February 23, 2017
FOR IMMEDIATE RELEASE
Toronto, Ont. – Several Indigenous families who have lost loved ones met this week with the five Commissioners of the National Inquiry into Missing and Murdered Indigenous Women and Girls to give input on how the Inquiry can best meet the needs of survivors and communities.
This was the first of many family advisory circles that will be held in the coming weeks across the country ahead of the National Inquiry hearings, set to begin in May. The participants of this first circle were invited to the meeting after being recognized as among the leaders in pushing the Federal Government to hold an Inquiry. More families and friends will be included as the National Inquiry moves forward.
This first meeting brought families together from across the country from diverse Indigenous backgrounds to advise the Commissioners. All of the Commissioners, along with members of the Inquiry legal, health and community outreach teams were on hand for the two-day gathering to listen to the families’ needs in order to ensure the Inquiry proceeds well.
“The circle allowed the Commissioners to hear what some families believe is necessary to conduct safe and culturally relevant hearings,” Chief Commissioner Marion Buller said. “The families provided the Commissioners straightforward and respectful guidance such as what tools and supports will be needed during hearings. It was important to have guidance from families in different regions and backgrounds.”
The Commissioners welcomed the input and guidance and attentively listened to the circle participant’s advice.
“This circle resulted in relationships being built between families and the Commissioners and staff, as well as allowing families to support each other,” Commissioner Buller said. “These opportunities to speak with families directly, prior to hearings, will strengthen the National Inquiry’s processes and make for better recommendations.”
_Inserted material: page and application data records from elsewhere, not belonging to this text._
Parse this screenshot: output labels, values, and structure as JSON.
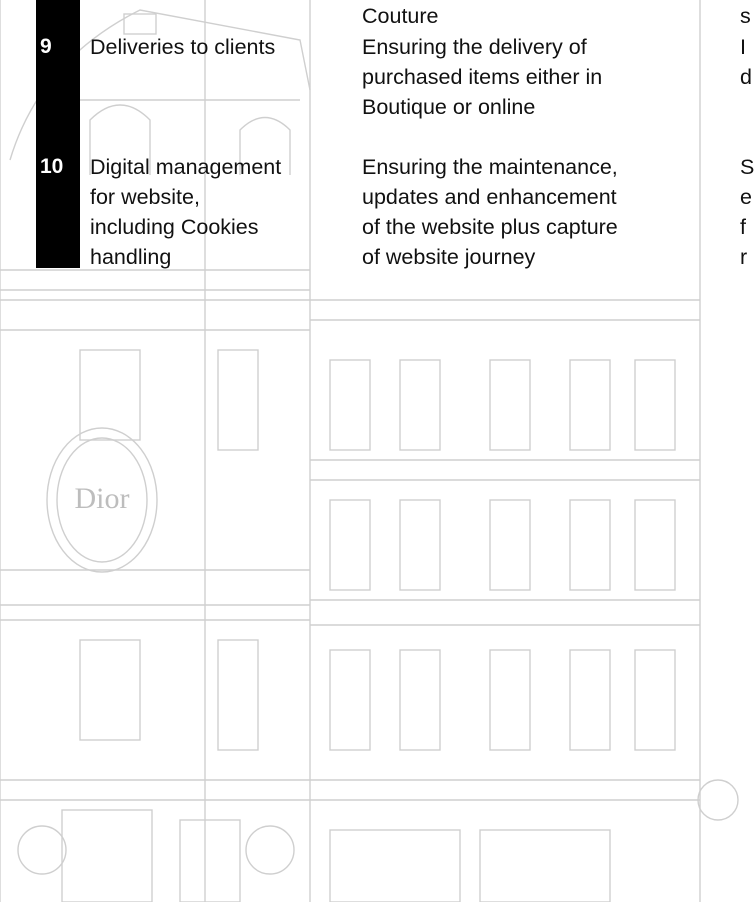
{
  "table": {
    "top_cont": {
      "purpose": "Couture",
      "detail": "s"
    },
    "rows": [
      {
        "num": "9",
        "activity": [
          "Deliveries to clients"
        ],
        "purpose": [
          "Ensuring the delivery of",
          "purchased items either in",
          "Boutique or online"
        ],
        "detail": [
          "I",
          "d"
        ]
      },
      {
        "num": "10",
        "activity": [
          "Digital management",
          "for website,",
          "including Cookies",
          "handling"
        ],
        "purpose": [
          "Ensuring the maintenance,",
          "updates and enhancement",
          "of the website plus capture",
          "of website journey"
        ],
        "detail": [
          "S",
          "e",
          "f",
          "r"
        ]
      }
    ]
  },
  "background": {
    "logo_text": "Dior"
  }
}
For more information, contact:
Christa Big Canoe, Commission Counsel: 514-240-0368